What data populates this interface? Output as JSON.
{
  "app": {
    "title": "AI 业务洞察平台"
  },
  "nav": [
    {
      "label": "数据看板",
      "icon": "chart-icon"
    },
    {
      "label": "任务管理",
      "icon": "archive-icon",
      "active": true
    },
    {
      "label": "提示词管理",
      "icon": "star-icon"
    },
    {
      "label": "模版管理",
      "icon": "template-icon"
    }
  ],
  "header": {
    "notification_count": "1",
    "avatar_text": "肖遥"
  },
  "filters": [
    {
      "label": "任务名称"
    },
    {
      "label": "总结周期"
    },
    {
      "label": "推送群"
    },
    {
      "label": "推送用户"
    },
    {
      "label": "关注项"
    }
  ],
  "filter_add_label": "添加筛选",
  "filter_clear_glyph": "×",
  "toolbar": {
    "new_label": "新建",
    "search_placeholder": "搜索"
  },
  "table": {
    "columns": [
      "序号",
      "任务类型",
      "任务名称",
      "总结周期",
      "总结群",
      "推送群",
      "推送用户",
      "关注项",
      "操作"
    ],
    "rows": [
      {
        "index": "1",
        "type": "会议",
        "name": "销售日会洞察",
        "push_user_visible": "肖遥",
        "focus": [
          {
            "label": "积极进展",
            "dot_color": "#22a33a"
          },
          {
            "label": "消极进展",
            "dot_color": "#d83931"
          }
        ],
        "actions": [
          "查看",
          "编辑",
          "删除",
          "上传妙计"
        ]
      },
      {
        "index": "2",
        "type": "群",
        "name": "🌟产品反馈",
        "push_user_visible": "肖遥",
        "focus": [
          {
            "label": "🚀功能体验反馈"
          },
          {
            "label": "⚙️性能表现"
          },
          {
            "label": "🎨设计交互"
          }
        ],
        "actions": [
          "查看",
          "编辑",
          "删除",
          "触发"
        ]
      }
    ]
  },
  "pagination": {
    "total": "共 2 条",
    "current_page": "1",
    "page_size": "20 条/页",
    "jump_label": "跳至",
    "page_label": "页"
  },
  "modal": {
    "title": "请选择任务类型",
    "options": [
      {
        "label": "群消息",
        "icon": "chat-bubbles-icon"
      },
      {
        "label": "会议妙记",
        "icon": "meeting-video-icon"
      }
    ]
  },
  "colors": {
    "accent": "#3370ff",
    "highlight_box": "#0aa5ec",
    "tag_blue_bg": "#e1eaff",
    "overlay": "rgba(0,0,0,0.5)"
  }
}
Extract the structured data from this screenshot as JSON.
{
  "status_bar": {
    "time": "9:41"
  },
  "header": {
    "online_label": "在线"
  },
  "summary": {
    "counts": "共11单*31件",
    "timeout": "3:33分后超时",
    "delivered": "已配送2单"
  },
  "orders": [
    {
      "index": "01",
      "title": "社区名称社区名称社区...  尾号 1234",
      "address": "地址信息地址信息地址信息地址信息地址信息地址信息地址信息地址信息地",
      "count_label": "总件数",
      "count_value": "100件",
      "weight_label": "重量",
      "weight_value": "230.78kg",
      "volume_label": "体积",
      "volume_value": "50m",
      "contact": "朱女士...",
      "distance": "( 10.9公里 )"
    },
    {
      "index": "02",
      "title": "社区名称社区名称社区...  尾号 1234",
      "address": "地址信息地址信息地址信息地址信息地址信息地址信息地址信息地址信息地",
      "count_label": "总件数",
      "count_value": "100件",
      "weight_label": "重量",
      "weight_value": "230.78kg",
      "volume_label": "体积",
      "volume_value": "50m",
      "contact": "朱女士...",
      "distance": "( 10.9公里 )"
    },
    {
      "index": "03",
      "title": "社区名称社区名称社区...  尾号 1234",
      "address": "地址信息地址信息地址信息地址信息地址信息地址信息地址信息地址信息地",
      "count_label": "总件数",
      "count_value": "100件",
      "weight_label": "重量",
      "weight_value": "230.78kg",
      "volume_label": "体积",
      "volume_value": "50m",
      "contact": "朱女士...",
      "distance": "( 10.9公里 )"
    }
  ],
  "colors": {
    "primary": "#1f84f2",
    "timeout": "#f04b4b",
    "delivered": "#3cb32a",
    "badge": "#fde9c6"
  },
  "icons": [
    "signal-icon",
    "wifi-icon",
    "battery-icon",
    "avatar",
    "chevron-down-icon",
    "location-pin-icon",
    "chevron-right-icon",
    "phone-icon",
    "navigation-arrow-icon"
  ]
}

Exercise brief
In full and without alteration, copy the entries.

Result below
What data populates this interface? Output as JSON.
{
  "app": {
    "title": "AI 业务洞察平台"
  },
  "nav": [
    {
      "label": "数据看板",
      "icon": "chart-icon"
    },
    {
      "label": "任务管理",
      "icon": "archive-icon",
      "active": true
    },
    {
      "label": "提示词管理",
      "icon": "star-icon"
    },
    {
      "label": "模版管理",
      "icon": "template-icon"
    }
  ],
  "header": {
    "notification_count": "1",
    "avatar_text": "肖遥"
  },
  "filters": [
    {
      "label": "任务名称"
    },
    {
      "label": "总结周期"
    },
    {
      "label": "推送群"
    },
    {
      "label": "推送用户"
    },
    {
      "label": "关注项"
    }
  ],
  "filter_add_label": "添加筛选",
  "filter_clear_glyph": "×",
  "toolbar": {
    "new_label": "新建",
    "search_placeholder": "搜索"
  },
  "table": {
    "columns": [
      "序号",
      "任务类型",
      "任务名称",
      "总结周期",
      "总结群",
      "推送群",
      "推送用户",
      "关注项",
      "操作"
    ],
    "rows": [
      {
        "index": "1",
        "type": "会议",
        "name": "销售日会洞察",
        "push_user_visible": "肖遥",
        "focus": [
          {
            "label": "积极进展",
            "dot_color": "#22a33a"
          },
          {
            "label": "消极进展",
            "dot_color": "#d83931"
          }
        ],
        "actions": [
          "查看",
          "编辑",
          "删除",
          "上传妙计"
        ]
      },
      {
        "index": "2",
        "type": "群",
        "name": "🌟产品反馈",
        "push_user_visible": "肖遥",
        "focus": [
          {
            "label": "🚀功能体验反馈"
          },
          {
            "label": "⚙️性能表现"
          },
          {
            "label": "🎨设计交互"
          }
        ],
        "actions": [
          "查看",
          "编辑",
          "删除",
          "触发"
        ]
      }
    ]
  },
  "pagination": {
    "total": "共 2 条",
    "current_page": "1",
    "page_size": "20 条/页",
    "jump_label": "跳至",
    "page_label": "页"
  },
  "modal": {
    "title": "请选择任务类型",
    "options": [
      {
        "label": "群消息",
        "icon": "chat-bubbles-icon"
      },
      {
        "label": "会议妙记",
        "icon": "meeting-video-icon"
      }
    ]
  },
  "colors": {
    "accent": "#3370ff",
    "highlight_box": "#0aa5ec",
    "tag_blue_bg": "#e1eaff",
    "overlay": "rgba(0,0,0,0.5)"
  }
}
Extract the structured data from this screenshot as JSON.
{
  "status_bar": {
    "time": "9:41"
  },
  "header": {
    "online_label": "在线"
  },
  "summary": {
    "counts": "共11单*31件",
    "timeout": "3:33分后超时",
    "delivered": "已配送2单"
  },
  "orders": [
    {
      "index": "01",
      "title": "社区名称社区名称社区...  尾号 1234",
      "address": "地址信息地址信息地址信息地址信息地址信息地址信息地址信息地址信息地",
      "count_label": "总件数",
      "count_value": "100件",
      "weight_label": "重量",
      "weight_value": "230.78kg",
      "volume_label": "体积",
      "volume_value": "50m",
      "contact": "朱女士...",
      "distance": "( 10.9公里 )"
    },
    {
      "index": "02",
      "title": "社区名称社区名称社区...  尾号 1234",
      "address": "地址信息地址信息地址信息地址信息地址信息地址信息地址信息地址信息地",
      "count_label": "总件数",
      "count_value": "100件",
      "weight_label": "重量",
      "weight_value": "230.78kg",
      "volume_label": "体积",
      "volume_value": "50m",
      "contact": "朱女士...",
      "distance": "( 10.9公里 )"
    },
    {
      "index": "03",
      "title": "社区名称社区名称社区...  尾号 1234",
      "address": "地址信息地址信息地址信息地址信息地址信息地址信息地址信息地址信息地",
      "count_label": "总件数",
      "count_value": "100件",
      "weight_label": "重量",
      "weight_value": "230.78kg",
      "volume_label": "体积",
      "volume_value": "50m",
      "contact": "朱女士...",
      "distance": "( 10.9公里 )"
    }
  ],
  "colors": {
    "primary": "#1f84f2",
    "timeout": "#f04b4b",
    "delivered": "#3cb32a",
    "badge": "#fde9c6"
  },
  "icons": [
    "signal-icon",
    "wifi-icon",
    "battery-icon",
    "avatar",
    "chevron-down-icon",
    "location-pin-icon",
    "chevron-right-icon",
    "phone-icon",
    "navigation-arrow-icon"
  ]
}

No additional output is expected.